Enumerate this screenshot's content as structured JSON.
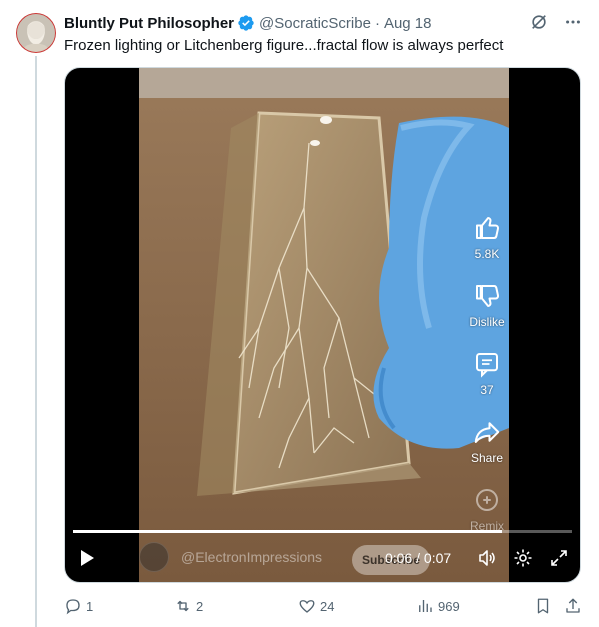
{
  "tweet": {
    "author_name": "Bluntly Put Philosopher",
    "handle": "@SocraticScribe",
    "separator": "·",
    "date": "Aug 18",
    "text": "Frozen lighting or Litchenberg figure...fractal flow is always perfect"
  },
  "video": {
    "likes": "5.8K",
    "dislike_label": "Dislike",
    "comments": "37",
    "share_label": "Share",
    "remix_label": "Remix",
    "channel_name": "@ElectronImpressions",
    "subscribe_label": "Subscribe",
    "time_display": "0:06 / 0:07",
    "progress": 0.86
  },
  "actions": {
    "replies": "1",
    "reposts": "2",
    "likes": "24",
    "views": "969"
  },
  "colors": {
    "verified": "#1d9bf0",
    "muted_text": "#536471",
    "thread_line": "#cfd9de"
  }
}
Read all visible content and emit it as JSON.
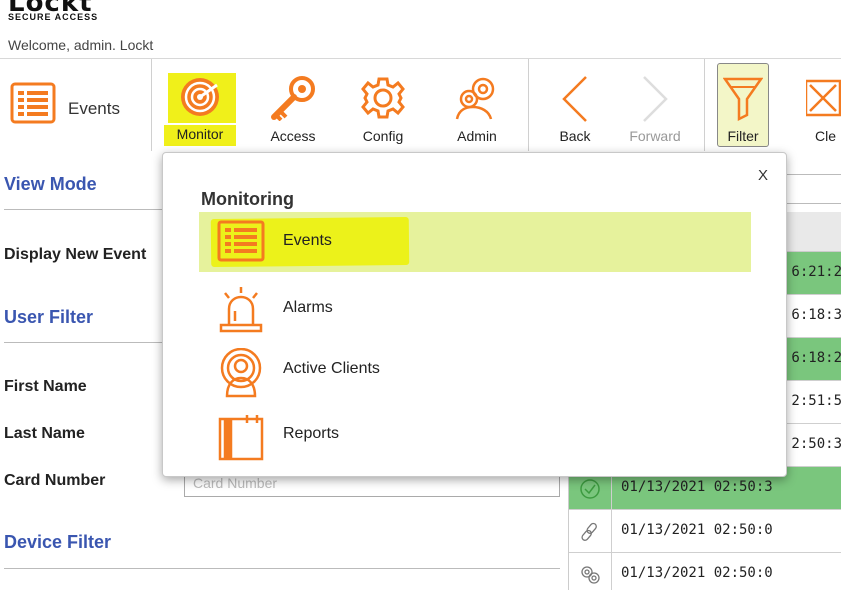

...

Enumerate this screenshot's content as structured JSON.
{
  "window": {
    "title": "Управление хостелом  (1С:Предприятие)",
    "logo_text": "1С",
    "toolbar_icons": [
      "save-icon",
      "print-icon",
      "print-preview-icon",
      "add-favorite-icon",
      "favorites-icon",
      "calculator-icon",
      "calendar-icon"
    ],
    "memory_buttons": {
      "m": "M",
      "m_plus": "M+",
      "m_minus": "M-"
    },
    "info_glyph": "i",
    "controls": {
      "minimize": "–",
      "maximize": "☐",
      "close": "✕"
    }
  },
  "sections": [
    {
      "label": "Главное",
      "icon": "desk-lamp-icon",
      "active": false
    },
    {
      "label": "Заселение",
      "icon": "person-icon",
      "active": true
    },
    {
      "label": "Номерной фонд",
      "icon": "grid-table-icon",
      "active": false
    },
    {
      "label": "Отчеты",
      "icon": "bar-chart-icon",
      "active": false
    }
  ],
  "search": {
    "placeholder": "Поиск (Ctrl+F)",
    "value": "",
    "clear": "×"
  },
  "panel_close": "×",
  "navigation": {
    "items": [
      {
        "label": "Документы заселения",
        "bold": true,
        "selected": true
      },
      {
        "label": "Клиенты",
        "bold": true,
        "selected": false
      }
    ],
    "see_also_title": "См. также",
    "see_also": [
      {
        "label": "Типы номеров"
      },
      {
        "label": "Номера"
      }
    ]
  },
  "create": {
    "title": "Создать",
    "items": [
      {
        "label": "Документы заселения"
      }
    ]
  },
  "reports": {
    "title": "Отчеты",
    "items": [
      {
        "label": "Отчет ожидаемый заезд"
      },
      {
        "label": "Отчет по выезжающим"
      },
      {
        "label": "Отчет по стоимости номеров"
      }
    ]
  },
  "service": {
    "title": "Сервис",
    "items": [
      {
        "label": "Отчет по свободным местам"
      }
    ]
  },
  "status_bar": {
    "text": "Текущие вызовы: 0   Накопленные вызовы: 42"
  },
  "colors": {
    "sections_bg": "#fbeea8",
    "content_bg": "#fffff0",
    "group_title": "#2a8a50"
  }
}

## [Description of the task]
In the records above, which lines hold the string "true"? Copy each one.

## [Expected output]
      "active": true
        "bold": true,
        "selected": true
        "bold": true,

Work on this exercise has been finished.